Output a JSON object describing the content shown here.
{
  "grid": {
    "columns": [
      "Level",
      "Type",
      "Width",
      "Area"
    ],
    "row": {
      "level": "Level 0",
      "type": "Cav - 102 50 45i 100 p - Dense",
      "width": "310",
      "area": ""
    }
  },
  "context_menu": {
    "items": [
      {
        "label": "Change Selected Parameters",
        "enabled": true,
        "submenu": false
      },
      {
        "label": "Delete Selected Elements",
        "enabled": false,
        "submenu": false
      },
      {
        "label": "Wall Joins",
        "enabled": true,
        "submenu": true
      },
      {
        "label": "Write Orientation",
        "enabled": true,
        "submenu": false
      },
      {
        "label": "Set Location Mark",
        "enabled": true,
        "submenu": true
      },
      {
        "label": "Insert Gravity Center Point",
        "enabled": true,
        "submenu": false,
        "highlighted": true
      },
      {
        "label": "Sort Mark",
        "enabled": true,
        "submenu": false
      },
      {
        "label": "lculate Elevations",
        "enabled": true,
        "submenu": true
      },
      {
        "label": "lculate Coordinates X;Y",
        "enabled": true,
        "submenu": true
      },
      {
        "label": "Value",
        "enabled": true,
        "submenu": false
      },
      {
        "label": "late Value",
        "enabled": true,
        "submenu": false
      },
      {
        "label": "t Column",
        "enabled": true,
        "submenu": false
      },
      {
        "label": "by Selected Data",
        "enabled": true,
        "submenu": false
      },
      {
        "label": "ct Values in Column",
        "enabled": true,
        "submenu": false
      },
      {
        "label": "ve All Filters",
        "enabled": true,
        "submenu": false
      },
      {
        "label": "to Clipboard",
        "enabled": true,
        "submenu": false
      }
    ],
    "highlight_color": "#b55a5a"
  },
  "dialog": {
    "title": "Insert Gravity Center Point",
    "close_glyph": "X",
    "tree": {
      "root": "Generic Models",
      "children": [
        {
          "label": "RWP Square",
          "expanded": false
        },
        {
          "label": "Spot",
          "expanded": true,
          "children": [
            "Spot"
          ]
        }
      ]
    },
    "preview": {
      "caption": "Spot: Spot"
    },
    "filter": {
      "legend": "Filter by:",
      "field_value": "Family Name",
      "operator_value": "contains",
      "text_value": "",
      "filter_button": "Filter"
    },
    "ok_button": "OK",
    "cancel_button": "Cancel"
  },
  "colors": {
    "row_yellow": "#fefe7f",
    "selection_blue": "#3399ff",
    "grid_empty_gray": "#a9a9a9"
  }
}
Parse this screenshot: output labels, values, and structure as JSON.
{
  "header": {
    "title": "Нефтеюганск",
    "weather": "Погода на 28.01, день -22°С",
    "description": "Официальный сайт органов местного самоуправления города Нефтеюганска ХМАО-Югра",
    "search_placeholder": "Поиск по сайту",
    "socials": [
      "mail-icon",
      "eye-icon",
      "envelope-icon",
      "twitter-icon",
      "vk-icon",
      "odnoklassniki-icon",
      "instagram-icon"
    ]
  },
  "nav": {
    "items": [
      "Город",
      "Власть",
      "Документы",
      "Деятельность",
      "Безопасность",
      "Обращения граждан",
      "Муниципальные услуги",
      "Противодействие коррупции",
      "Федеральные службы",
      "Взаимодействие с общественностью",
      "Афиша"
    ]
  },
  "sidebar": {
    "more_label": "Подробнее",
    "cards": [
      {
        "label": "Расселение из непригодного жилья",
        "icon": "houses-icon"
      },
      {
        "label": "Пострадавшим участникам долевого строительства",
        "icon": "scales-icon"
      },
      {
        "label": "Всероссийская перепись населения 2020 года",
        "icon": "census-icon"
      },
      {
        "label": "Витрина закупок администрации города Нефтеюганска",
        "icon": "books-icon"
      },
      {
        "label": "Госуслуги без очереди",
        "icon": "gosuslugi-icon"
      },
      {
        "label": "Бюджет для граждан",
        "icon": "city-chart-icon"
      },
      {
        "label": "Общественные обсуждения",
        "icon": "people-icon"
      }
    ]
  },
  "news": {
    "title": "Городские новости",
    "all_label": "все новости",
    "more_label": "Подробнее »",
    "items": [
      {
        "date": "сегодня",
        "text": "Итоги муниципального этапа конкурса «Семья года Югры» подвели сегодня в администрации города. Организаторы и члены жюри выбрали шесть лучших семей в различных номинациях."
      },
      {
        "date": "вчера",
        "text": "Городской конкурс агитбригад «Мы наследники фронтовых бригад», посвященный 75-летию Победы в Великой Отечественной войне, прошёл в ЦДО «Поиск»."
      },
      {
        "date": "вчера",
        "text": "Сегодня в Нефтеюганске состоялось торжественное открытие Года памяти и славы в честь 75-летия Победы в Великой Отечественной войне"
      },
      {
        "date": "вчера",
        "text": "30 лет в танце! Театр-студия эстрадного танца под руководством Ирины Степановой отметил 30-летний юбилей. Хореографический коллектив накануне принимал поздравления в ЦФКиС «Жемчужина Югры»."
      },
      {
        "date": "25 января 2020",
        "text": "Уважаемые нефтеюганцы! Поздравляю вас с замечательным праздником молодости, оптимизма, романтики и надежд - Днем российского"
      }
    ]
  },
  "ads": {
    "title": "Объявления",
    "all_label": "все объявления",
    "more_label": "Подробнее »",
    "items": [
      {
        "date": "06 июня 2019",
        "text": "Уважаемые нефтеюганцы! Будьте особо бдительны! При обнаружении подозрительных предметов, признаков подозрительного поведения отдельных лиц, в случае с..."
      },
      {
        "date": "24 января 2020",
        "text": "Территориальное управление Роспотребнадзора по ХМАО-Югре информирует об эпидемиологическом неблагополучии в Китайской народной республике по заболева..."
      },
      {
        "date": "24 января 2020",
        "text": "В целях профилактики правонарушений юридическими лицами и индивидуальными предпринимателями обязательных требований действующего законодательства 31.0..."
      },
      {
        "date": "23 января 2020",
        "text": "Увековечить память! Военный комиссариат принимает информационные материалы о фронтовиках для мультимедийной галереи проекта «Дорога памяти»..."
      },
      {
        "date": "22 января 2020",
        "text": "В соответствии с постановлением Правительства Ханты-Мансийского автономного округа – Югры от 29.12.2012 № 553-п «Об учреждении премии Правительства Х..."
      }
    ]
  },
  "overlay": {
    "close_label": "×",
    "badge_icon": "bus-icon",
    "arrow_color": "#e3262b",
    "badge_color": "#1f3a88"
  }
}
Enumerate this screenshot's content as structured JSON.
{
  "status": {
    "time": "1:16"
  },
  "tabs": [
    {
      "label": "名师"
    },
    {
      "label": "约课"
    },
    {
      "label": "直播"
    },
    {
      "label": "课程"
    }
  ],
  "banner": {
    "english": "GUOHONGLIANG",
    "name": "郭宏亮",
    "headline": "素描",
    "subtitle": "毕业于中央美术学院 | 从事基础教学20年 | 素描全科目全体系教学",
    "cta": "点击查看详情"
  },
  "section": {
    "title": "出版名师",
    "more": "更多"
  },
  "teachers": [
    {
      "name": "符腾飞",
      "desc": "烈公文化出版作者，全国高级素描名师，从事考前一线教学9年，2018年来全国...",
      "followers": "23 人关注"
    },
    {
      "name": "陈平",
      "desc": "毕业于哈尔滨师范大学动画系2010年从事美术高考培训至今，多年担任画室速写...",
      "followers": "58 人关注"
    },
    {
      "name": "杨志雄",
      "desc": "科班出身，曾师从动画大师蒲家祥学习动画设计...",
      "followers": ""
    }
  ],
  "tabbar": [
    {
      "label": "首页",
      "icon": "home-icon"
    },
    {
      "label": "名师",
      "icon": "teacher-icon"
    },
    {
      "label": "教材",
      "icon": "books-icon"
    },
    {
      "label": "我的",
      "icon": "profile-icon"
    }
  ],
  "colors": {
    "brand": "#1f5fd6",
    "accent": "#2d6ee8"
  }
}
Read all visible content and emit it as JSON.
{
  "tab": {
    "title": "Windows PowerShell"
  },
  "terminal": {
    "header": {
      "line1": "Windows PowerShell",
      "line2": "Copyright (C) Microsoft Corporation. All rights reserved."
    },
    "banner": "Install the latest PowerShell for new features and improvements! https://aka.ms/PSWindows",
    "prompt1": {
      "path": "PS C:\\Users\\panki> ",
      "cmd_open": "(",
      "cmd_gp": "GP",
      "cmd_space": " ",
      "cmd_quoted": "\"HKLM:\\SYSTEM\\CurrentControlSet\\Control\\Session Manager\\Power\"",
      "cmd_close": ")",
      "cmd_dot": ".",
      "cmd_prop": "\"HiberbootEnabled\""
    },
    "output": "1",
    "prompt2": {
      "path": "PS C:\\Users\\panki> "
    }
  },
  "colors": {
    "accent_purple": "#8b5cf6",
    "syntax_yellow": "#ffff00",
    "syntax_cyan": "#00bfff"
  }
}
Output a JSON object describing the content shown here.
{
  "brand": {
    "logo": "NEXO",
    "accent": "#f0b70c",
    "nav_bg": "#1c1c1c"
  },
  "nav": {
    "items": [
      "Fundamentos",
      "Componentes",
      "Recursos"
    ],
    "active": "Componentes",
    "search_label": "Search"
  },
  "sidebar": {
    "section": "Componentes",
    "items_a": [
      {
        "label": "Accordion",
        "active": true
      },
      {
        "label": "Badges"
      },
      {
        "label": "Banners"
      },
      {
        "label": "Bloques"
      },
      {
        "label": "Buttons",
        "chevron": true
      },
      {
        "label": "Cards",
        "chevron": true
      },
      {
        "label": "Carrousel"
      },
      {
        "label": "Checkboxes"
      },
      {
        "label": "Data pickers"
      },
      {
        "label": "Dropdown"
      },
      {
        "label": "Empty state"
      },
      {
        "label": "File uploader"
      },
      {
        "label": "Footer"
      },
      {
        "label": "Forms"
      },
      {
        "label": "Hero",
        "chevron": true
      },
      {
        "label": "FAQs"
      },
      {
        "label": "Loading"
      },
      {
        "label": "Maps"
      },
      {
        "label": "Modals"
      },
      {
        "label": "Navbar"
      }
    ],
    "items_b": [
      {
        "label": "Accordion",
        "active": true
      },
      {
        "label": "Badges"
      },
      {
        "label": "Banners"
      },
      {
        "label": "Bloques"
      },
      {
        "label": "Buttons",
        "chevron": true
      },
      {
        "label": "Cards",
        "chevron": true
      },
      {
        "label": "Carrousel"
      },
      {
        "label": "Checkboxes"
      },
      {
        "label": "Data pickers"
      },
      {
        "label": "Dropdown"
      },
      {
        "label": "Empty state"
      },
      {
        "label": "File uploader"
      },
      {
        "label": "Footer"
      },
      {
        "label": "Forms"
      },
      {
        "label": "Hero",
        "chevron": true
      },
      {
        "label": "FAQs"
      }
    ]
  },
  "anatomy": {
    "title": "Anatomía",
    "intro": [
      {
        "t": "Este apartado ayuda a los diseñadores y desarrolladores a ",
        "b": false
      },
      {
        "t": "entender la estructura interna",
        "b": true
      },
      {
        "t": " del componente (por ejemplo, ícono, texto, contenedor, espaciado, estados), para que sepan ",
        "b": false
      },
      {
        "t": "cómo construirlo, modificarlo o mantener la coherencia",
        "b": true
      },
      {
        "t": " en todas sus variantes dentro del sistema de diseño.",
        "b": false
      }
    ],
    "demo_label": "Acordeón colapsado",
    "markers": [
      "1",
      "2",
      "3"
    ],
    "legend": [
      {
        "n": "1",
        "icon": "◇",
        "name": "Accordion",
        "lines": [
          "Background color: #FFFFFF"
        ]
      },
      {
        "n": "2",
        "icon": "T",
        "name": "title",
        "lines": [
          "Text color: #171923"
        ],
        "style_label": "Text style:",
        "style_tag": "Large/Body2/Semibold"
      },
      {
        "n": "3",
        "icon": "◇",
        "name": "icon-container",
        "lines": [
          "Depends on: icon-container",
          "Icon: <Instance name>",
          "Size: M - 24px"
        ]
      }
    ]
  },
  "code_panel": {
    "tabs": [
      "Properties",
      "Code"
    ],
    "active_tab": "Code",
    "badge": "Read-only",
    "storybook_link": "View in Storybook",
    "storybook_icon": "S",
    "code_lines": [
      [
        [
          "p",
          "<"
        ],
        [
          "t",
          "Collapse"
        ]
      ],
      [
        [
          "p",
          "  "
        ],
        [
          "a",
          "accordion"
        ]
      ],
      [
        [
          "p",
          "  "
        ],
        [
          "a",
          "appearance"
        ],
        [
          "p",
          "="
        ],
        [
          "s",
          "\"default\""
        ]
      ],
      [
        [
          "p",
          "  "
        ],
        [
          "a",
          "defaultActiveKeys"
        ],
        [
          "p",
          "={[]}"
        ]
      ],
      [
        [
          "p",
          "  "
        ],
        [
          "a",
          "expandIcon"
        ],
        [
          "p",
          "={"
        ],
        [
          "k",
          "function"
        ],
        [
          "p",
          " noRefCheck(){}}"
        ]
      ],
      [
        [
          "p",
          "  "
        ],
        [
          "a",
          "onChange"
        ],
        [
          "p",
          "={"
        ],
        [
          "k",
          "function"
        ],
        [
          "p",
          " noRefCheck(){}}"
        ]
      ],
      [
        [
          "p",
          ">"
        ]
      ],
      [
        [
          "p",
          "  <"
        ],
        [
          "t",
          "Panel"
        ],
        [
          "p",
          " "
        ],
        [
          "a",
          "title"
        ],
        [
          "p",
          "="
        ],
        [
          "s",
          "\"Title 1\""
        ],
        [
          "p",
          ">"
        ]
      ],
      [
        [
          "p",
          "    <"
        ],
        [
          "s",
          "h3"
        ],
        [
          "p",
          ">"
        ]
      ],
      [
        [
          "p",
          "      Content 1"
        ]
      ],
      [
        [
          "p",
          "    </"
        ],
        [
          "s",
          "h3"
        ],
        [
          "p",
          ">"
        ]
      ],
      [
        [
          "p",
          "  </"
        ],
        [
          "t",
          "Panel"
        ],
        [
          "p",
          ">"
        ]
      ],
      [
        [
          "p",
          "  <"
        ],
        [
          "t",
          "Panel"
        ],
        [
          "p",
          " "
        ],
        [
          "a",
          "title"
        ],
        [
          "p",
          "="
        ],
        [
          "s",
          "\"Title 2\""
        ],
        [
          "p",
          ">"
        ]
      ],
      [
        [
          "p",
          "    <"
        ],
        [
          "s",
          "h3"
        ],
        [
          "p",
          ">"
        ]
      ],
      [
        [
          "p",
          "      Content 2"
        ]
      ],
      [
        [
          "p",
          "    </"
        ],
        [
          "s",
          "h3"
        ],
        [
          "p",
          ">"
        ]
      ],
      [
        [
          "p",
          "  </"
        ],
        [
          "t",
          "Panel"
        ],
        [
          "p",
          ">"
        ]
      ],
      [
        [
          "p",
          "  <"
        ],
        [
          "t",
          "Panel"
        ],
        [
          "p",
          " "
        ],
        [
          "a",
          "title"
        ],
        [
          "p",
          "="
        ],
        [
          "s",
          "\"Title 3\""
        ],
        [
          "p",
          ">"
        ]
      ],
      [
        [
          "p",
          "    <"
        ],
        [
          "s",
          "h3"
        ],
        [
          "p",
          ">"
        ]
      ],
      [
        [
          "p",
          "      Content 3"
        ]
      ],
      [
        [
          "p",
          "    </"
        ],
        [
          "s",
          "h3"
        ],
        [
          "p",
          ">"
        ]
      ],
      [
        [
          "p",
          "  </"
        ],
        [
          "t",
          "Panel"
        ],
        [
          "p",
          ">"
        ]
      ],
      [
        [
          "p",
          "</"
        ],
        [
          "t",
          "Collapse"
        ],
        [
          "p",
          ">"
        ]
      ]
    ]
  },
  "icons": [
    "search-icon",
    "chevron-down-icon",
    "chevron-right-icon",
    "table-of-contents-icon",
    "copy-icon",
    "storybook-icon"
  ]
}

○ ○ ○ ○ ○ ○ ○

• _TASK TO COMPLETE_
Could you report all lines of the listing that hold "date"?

• _RESULT OF THE TASK_
        "date": "сегодня",
        "date": "вчера",
        "date": "вчера",
        "date": "вчера",
        "date": "25 января 2020",
        "date": "06 июня 2019",
        "date": "24 января 2020",
        "date": "24 января 2020",
        "date": "23 января 2020",
        "date": "22 января 2020",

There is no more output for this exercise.